So carrying on from the last blog... we did head to the airport on Tuesday, but only to sit in the departure 'lounge' for 11 hours, drinking hideous coffee. We were waiting for the weather in Lukla to clear and enable us to land on the 100m runway. However, when the weather in Lukla cleared the weather system moved to Kathmandu, so we could land but not take off... so no flights on tuesday!

After such a full on day at the airport we headed back to the hotel in Kathmandu for the night to try again in the morning. On Tuesday evening a lot of my climbing team had arrived in Kathmandu, we are trekking in separately but I went to meet them at their hotel for dinner. They all seem super cool and I think we are going to have a lot of fun on the mountain!

So Wednesday morning skies were clear and we took the hideous 45 minute flight to Lukla. I hated everyone of those 45 minutes but a lot of the others seemed to enjoy it.....strange!

From Lukla we trekked for about 6 hours to the town of Monjo where we spent the night in a tea house eating Dahl Bhat and drinking lemon tea. The next day we trekked here to Namche and are now on a rest day to acclimatise to the altitude here at 3,440m.....so just another 5408m to the top of the world!

2nd April 2012- Kathmandu

When I woke this morning I experienced that split second moment of fear when you have absolutely no idea where you are.  It was super hot, there was a crazy dog barking nearby and noisy birds singing outside.  Then the realisation flooded in....I'm in Kathmandu, tomorrow I am flying to Lukla to begin the trek to basecamp and then the climb of Mount Everest begins!   I smiled to myself and felt complete relief that I am here and this project can finally happen!  It has taken just over a year to get here, months and months of training, trying to secure sponsorship, climbing trips and so much preparation.   But here I am sitting in a sticky internet cafe in Kathmandu about to start a BIG adventure.

Last night the SJP trekkers arrived after a long flight, they all seem like a lot of fun and totally excited for their trek.  Also in the group are two mountain guides from Chamonix, one of whom, Emily,  it turns out we both got into this outdoor business through the Dorset Expediitionary Society.  Also in the group is my new roommate Doc Natalie who is the medic for the SJP trek.  And then of course Kenton and his cameraman Keith.  From the stories I heard from Keith last night it sounds like he has done some amazing filming from Human Planet to mountaineering and hanging out in volcanos, he is rather inspiring...
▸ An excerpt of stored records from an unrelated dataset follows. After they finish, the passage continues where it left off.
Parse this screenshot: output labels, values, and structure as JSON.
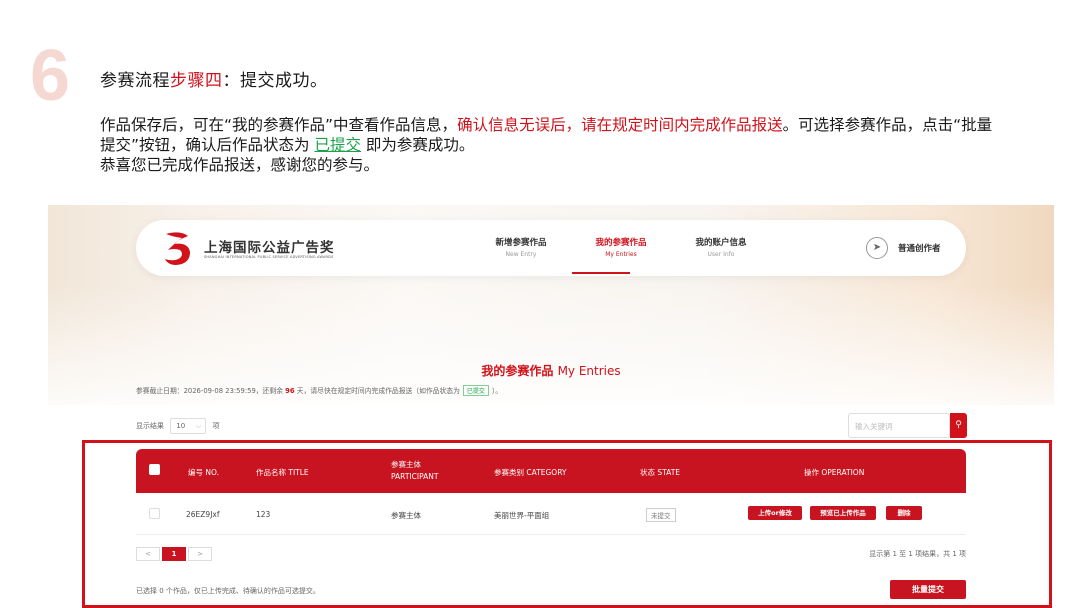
{
  "step": {
    "number": "6",
    "title_prefix": "参赛流程",
    "title_highlight": "步骤四",
    "title_suffix": "：提交成功。",
    "desc_part1": "作品保存后，可在“我的参赛作品”中查看作品信息，",
    "desc_red": "确认信息无误后，请在规定时间内完成作品报送",
    "desc_part2": "。可选择参赛作品，点击“批量提交”按钮，确认后作品状态为 ",
    "desc_green": "已提交",
    "desc_part3": " 即为参赛成功。",
    "desc_line3": "恭喜您已完成作品报送，感谢您的参与。"
  },
  "nav": {
    "logo_cn": "上海国际公益广告奖",
    "logo_en": "SHANGHAI INTERNATIONAL PUBLIC SERVICE ADVERTISING AWARDS",
    "items": [
      {
        "cn": "新增参赛作品",
        "en": "New Entry"
      },
      {
        "cn": "我的参赛作品",
        "en": "My Entries"
      },
      {
        "cn": "我的账户信息",
        "en": "User Info"
      }
    ],
    "user_name": "普通创作者",
    "accent": "#d0121b"
  },
  "main": {
    "heading_cn": "我的参赛作品",
    "heading_en": "My Entries",
    "deadline_pre": "参赛截止日期：2026-09-08 23:59:59，还剩余 ",
    "deadline_days": "96",
    "deadline_mid": " 天，请尽快在规定时间内完成作品报送（如作品状态为",
    "deadline_tag": "已提交",
    "deadline_post": "）。",
    "show_label": "显示结果",
    "show_value": "10",
    "show_unit": "项",
    "search_placeholder": "输入关键词"
  },
  "table": {
    "headers": {
      "no": "编号 NO.",
      "title": "作品名称 TITLE",
      "participant_cn": "参赛主体",
      "participant_en": "PARTICIPANT",
      "category": "参赛类别 CATEGORY",
      "state": "状态 STATE",
      "operation": "操作 OPERATION"
    },
    "rows": [
      {
        "no": "26EZ9Jxf",
        "title": "123",
        "participant": "参赛主体",
        "category": "美丽世界-平面组",
        "state": "未提交",
        "ops": [
          "上传or修改",
          "预览已上传作品",
          "删除"
        ]
      }
    ]
  },
  "pagination": {
    "prev": "<",
    "current": "1",
    "next": ">",
    "info": "显示第 1 至 1 项结果，共 1 项"
  },
  "footer": {
    "note": "已选择 0 个作品，仅已上传完成、待确认的作品可选提交。",
    "batch_button": "批量提交"
  }
}
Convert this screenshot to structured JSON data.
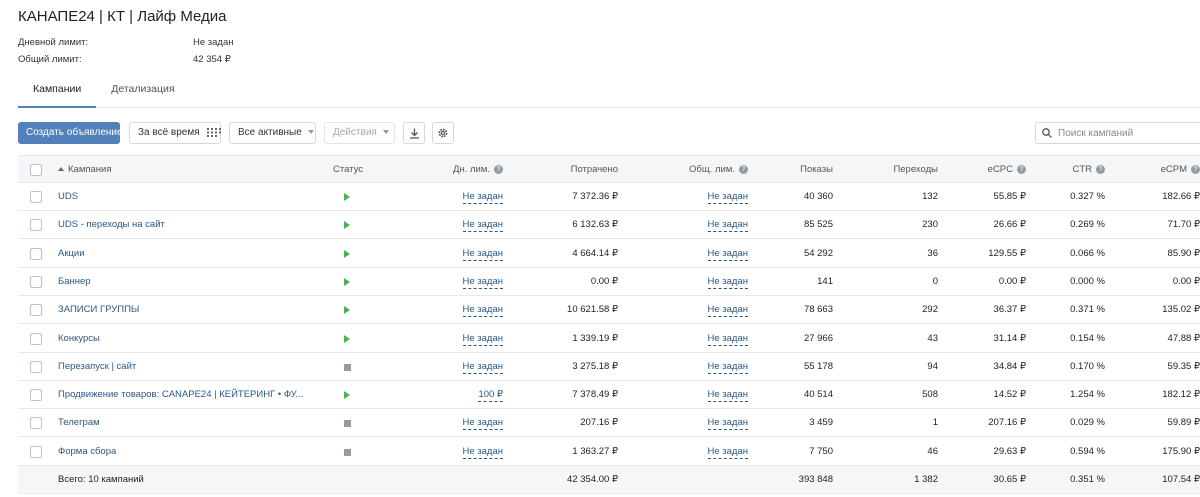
{
  "header": {
    "title": "КАНАПЕ24 | КТ | Лайф Медиа",
    "daily_limit_label": "Дневной лимит:",
    "daily_limit_value": "Не задан",
    "total_limit_label": "Общий лимит:",
    "total_limit_value": "42 354 ₽"
  },
  "tabs": [
    {
      "label": "Кампании",
      "active": true
    },
    {
      "label": "Детализация",
      "active": false
    }
  ],
  "toolbar": {
    "create_label": "Создать объявление",
    "period_label": "За всё время",
    "filter_label": "Все активные",
    "actions_label": "Действия",
    "search_placeholder": "Поиск кампаний",
    "download_icon": "download-icon",
    "settings_icon": "gear-icon"
  },
  "columns": {
    "campaign": "Кампания",
    "status": "Статус",
    "daily": "Дн. лим.",
    "spent": "Потрачено",
    "total": "Общ. лим.",
    "impressions": "Показы",
    "clicks": "Переходы",
    "ecpc": "eCPC",
    "ctr": "CTR",
    "ecpm": "eCPM"
  },
  "rows": [
    {
      "name": "UDS",
      "status": "play",
      "daily": "Не задан",
      "spent": "7 372.36 ₽",
      "total": "Не задан",
      "impressions": "40 360",
      "clicks": "132",
      "ecpc": "55.85 ₽",
      "ctr": "0.327 %",
      "ecpm": "182.66 ₽"
    },
    {
      "name": "UDS - переходы на сайт",
      "status": "play",
      "daily": "Не задан",
      "spent": "6 132.63 ₽",
      "total": "Не задан",
      "impressions": "85 525",
      "clicks": "230",
      "ecpc": "26.66 ₽",
      "ctr": "0.269 %",
      "ecpm": "71.70 ₽"
    },
    {
      "name": "Акции",
      "status": "play",
      "daily": "Не задан",
      "spent": "4 664.14 ₽",
      "total": "Не задан",
      "impressions": "54 292",
      "clicks": "36",
      "ecpc": "129.55 ₽",
      "ctr": "0.066 %",
      "ecpm": "85.90 ₽"
    },
    {
      "name": "Баннер",
      "status": "play",
      "daily": "Не задан",
      "spent": "0.00 ₽",
      "total": "Не задан",
      "impressions": "141",
      "clicks": "0",
      "ecpc": "0.00 ₽",
      "ctr": "0.000 %",
      "ecpm": "0.00 ₽"
    },
    {
      "name": "ЗАПИСИ ГРУППЫ",
      "status": "play",
      "daily": "Не задан",
      "spent": "10 621.58 ₽",
      "total": "Не задан",
      "impressions": "78 663",
      "clicks": "292",
      "ecpc": "36.37 ₽",
      "ctr": "0.371 %",
      "ecpm": "135.02 ₽"
    },
    {
      "name": "Конкурсы",
      "status": "play",
      "daily": "Не задан",
      "spent": "1 339.19 ₽",
      "total": "Не задан",
      "impressions": "27 966",
      "clicks": "43",
      "ecpc": "31.14 ₽",
      "ctr": "0.154 %",
      "ecpm": "47.88 ₽"
    },
    {
      "name": "Перезапуск | сайт",
      "status": "stop",
      "daily": "Не задан",
      "spent": "3 275.18 ₽",
      "total": "Не задан",
      "impressions": "55 178",
      "clicks": "94",
      "ecpc": "34.84 ₽",
      "ctr": "0.170 %",
      "ecpm": "59.35 ₽"
    },
    {
      "name": "Продвижение товаров: CANAPE24 | КЕЙТЕРИНГ • ФУ...",
      "status": "play",
      "daily": "100 ₽",
      "spent": "7 378.49 ₽",
      "total": "Не задан",
      "impressions": "40 514",
      "clicks": "508",
      "ecpc": "14.52 ₽",
      "ctr": "1.254 %",
      "ecpm": "182.12 ₽"
    },
    {
      "name": "Телеграм",
      "status": "stop",
      "daily": "Не задан",
      "spent": "207.16 ₽",
      "total": "Не задан",
      "impressions": "3 459",
      "clicks": "1",
      "ecpc": "207.16 ₽",
      "ctr": "0.029 %",
      "ecpm": "59.89 ₽"
    },
    {
      "name": "Форма сбора",
      "status": "stop",
      "daily": "Не задан",
      "spent": "1 363.27 ₽",
      "total": "Не задан",
      "impressions": "7 750",
      "clicks": "46",
      "ecpc": "29.63 ₽",
      "ctr": "0.594 %",
      "ecpm": "175.90 ₽"
    }
  ],
  "footer": {
    "label": "Всего: 10 кампаний",
    "spent": "42 354.00 ₽",
    "impressions": "393 848",
    "clicks": "1 382",
    "ecpc": "30.65 ₽",
    "ctr": "0.351 %",
    "ecpm": "107.54 ₽"
  },
  "colors": {
    "primary": "#5181b8",
    "link": "#2a5885",
    "active_status": "#4bb34b",
    "stopped_status": "#939ba5"
  }
}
Right off to get some bits and bobs around Thamal and some good coffee (my 3rd today... it’s too good).

Flying to Lukla tomorrow, however completely not looking forward to the flight!  If you don't know about Lukla youtube it now and wish me luck! 
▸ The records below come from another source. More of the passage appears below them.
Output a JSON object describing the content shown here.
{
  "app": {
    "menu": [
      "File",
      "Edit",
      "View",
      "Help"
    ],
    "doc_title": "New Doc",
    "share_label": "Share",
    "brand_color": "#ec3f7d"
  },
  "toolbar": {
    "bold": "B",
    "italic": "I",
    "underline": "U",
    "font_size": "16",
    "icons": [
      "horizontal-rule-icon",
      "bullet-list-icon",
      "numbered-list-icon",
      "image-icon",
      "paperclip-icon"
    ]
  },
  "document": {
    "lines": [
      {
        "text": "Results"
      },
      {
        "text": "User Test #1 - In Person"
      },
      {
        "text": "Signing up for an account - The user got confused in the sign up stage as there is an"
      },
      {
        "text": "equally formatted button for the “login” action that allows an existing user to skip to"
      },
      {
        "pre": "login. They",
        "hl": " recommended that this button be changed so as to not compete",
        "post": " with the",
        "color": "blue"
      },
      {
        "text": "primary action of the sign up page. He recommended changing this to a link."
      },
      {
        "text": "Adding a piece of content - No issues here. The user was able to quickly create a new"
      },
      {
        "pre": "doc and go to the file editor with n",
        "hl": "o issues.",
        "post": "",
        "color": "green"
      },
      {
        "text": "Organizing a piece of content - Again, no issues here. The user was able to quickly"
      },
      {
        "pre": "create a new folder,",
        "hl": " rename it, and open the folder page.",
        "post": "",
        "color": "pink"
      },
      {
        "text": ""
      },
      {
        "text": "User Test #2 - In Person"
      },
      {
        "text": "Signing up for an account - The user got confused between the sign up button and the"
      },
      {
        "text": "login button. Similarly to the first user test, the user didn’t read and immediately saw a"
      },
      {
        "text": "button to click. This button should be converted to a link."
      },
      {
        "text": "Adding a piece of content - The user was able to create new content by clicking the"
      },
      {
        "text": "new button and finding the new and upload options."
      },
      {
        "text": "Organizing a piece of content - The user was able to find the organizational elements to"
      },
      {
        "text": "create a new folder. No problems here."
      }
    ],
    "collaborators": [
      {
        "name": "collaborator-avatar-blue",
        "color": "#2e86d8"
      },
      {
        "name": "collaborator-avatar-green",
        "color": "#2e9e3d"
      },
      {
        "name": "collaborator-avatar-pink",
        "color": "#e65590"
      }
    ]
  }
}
Let’s get this adventure started!
Ranulph Fiennes "Mollie is a unique young lady with a genuine passion for adventure and achievement. I am proud to support her record attempt on Mount Everest and wish her every success on the mountain. Also in her efforts to raise money and awareness of the anti-poverty charity ActionAid"

Sir Ranulph Fiennes